DIRECTED by Clyde Bruckman
PRODUCED by Buster Keaton & Joseph M Schenck
WRITTEN by Al Boasberg, Clyde Bruckman, & Buster Keaton
BASED on The Great Locomotive Chase by William Pittenger
ORIGINAL MUSIC by Robert Israel
CINEMATOGRAPHY by Bert Haines & Dev Jennings
ART DIRECTION by Fred Gabourie
So with the very first film I almost violate one of my rules. The one element of The General that I don’t like is something that was very much a part of its time, which is the predilection of making the South the sentimental favorite in dramas, and also maybe because of the American tendency to root for the underdog. Many Americans still thought of the Johnny Rebs as honorable gentlemen, spoke of the “Lost Cause,” and forgot about or just didn’t care about the rotten, festering heart of the Confederacy. Just about everybody did it, from the horrible masterpiece The Birth of a Nation to the tacitly racist Gone With the Wind. Happily, that trend is just about gone. Cold Mountain shows the war from the Southern point of view, but Inman is deserting, and we are encouraged to root for him.
Buster Keaton’s first feature-length movie was The Three Ages, in 1923. You really can’t compare two- and three-reelers against what we’ve come to think of as features (Cops was 18 minutes, which would make it a short today), though half a dozen of Keaton’s and even more of Chaplin’s shorts are masterpieces. When Keaton really got rolling at full-length (and before sound killed his career), I think he made more great movies even than Chaplin. I’m thinking of amazing stuff like Our Hospitality, The Navigator, College, Steamboat Bill, and The Cameraman.
But The General is the best. I remember laughing until I hurt during the chase, as he comes up with one ruse after another to steal his beloved locomotive and girl back from the Yankees. Keaton was the master of the visual joke, and he did it all without ever changing expression.
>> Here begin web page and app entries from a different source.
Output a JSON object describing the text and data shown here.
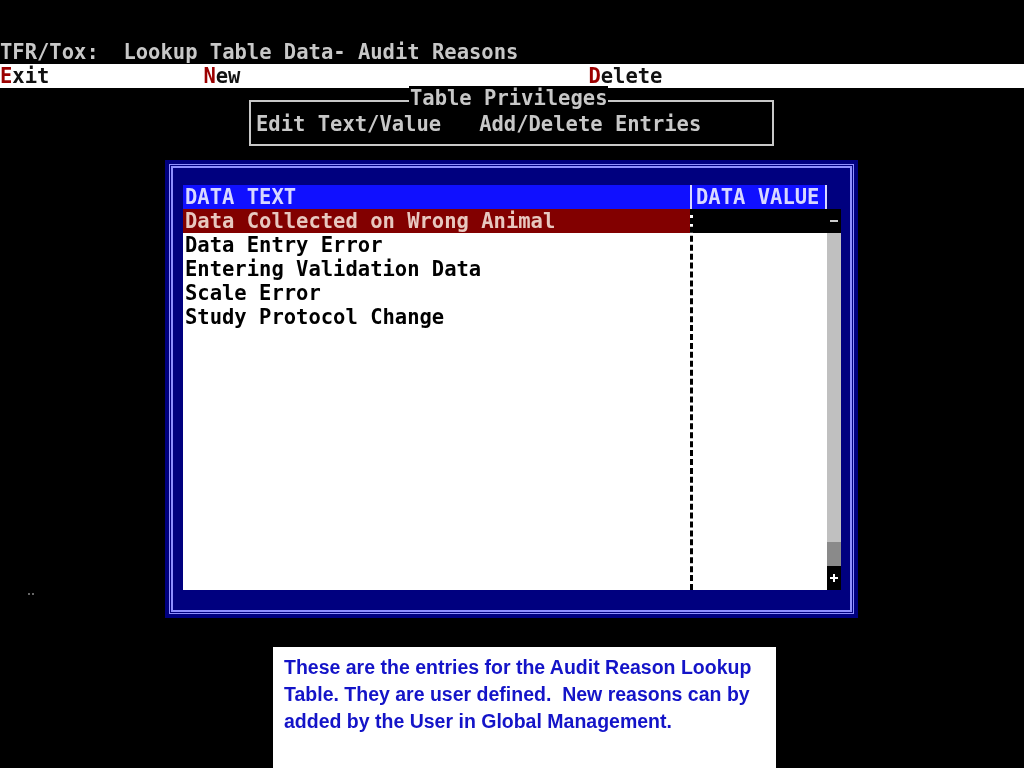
{
  "title": "TFR/Tox:  Lookup Table Data- Audit Reasons",
  "menu": [
    {
      "label": "Exit"
    },
    {
      "label": "New"
    },
    {
      "label": "Delete"
    }
  ],
  "privileges": {
    "title": "Table Privileges",
    "items": [
      "Edit Text/Value",
      "Add/Delete Entries"
    ]
  },
  "table": {
    "columns": [
      "DATA TEXT",
      "DATA VALUE"
    ],
    "rows": [
      {
        "text": "Data Collected on Wrong Animal",
        "selected": true
      },
      {
        "text": "Data Entry Error",
        "selected": false
      },
      {
        "text": "Entering Validation Data",
        "selected": false
      },
      {
        "text": "Scale Error",
        "selected": false
      },
      {
        "text": "Study Protocol Change",
        "selected": false
      }
    ]
  },
  "callout": "These are the entries for the Audit Reason Lookup Table. They are user defined.  New reasons can by added by the User in Global Management."
}
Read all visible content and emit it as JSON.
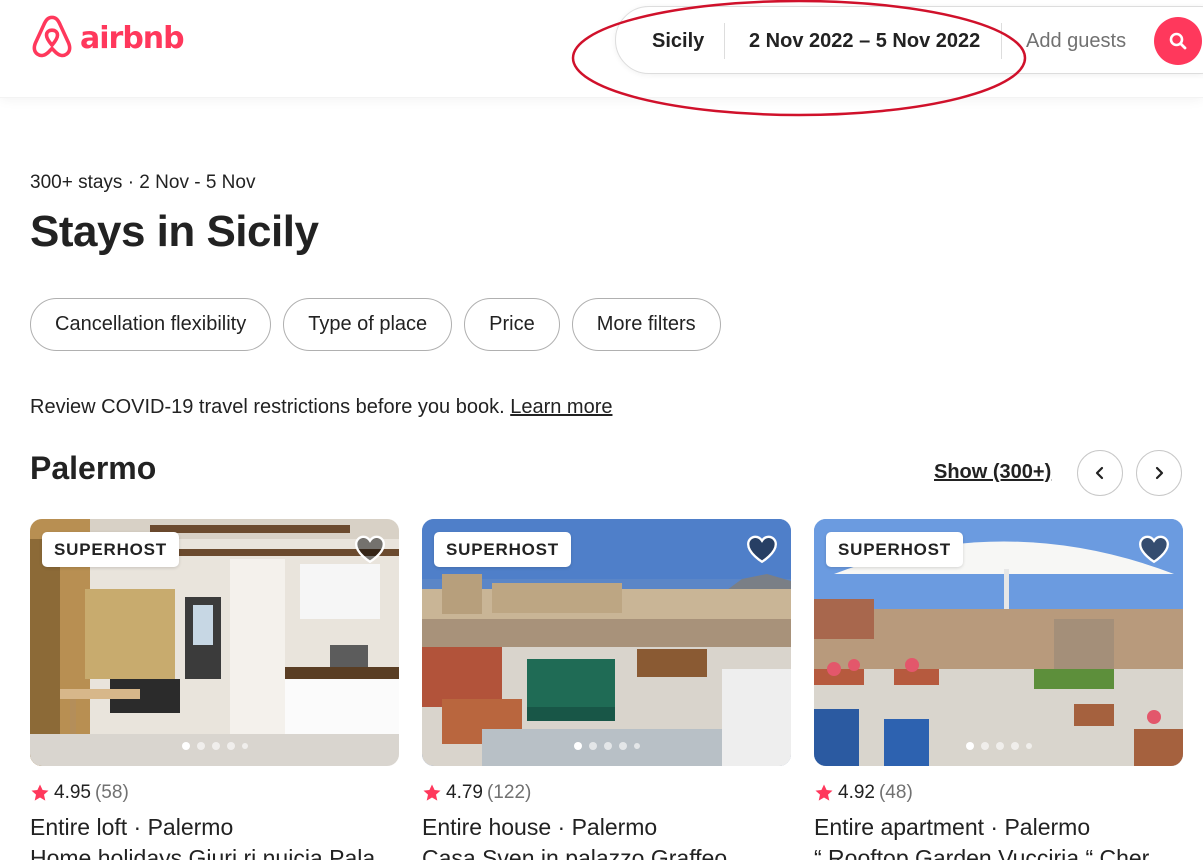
{
  "header": {
    "logo_text": "airbnb",
    "search": {
      "location": "Sicily",
      "dates": "2 Nov 2022 – 5 Nov 2022",
      "guests_placeholder": "Add guests"
    }
  },
  "results": {
    "subtitle": "300+ stays · 2 Nov - 5 Nov",
    "title": "Stays in Sicily"
  },
  "filters": [
    "Cancellation flexibility",
    "Type of place",
    "Price",
    "More filters"
  ],
  "covid": {
    "text": "Review COVID-19 travel restrictions before you book.",
    "link": "Learn more"
  },
  "section": {
    "title": "Palermo",
    "show_all": "Show (300+)"
  },
  "listings": [
    {
      "badge": "SUPERHOST",
      "rating": "4.95",
      "reviews": "(58)",
      "type": "Entire loft · Palermo",
      "name": "Home holidays Giuri ri nuicia Pala"
    },
    {
      "badge": "SUPERHOST",
      "rating": "4.79",
      "reviews": "(122)",
      "type": "Entire house · Palermo",
      "name": "Casa Sven in palazzo Graffeo"
    },
    {
      "badge": "SUPERHOST",
      "rating": "4.92",
      "reviews": "(48)",
      "type": "Entire apartment · Palermo",
      "name": "“ Rooftop Garden Vucciria “ Cher"
    }
  ],
  "colors": {
    "brand": "#FF385C",
    "annotation": "#D0112B",
    "text": "#222222",
    "muted": "#717171"
  }
}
Chaplin had 100 faces to wring our hearts with; Keaton had to make one face work for everything … and he did!
And I can still recall the awe with which I watched the bridge collapsing under the train engine (a scene that was filmed in Oregon). I honestly don’t think there was a single shot to compare to it until 1956: the parting of the Red Sea in The Ten Commandments. And Keaton didn’t use any special effects.